-- Opening Marker --

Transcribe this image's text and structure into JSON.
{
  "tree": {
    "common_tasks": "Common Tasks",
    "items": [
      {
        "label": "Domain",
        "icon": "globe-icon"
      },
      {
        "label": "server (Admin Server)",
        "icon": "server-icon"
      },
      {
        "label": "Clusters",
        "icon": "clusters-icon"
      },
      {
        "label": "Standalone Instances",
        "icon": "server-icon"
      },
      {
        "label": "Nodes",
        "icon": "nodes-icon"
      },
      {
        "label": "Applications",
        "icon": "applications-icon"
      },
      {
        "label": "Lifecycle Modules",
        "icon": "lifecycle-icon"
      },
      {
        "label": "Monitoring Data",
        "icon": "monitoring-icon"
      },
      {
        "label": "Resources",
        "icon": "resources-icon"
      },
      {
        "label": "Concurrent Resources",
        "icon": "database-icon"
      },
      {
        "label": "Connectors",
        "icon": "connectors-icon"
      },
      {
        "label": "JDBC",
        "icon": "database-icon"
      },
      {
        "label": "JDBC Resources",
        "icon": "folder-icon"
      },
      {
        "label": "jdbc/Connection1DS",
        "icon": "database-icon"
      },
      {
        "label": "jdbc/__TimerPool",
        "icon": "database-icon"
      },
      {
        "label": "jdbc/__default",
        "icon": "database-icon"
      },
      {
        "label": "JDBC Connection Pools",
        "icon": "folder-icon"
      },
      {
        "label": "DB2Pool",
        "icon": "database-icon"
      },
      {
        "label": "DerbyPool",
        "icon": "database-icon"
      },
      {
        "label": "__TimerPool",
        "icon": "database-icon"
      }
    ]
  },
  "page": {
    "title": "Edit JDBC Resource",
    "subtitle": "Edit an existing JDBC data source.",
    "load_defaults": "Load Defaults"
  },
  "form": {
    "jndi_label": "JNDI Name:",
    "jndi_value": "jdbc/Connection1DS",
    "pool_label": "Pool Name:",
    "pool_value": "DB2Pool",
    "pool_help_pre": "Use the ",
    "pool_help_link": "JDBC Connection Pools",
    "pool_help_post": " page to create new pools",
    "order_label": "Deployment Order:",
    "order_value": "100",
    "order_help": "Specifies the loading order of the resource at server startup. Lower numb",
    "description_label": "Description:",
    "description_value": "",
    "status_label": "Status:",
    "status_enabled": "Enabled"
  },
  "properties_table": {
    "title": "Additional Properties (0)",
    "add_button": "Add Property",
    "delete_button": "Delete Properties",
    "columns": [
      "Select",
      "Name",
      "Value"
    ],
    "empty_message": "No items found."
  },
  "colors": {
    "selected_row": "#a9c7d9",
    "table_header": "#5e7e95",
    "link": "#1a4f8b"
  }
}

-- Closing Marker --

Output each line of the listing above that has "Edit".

### Result of the task
    "title": "Edit JDBC Resource",
    "subtitle": "Edit an existing JDBC data source.",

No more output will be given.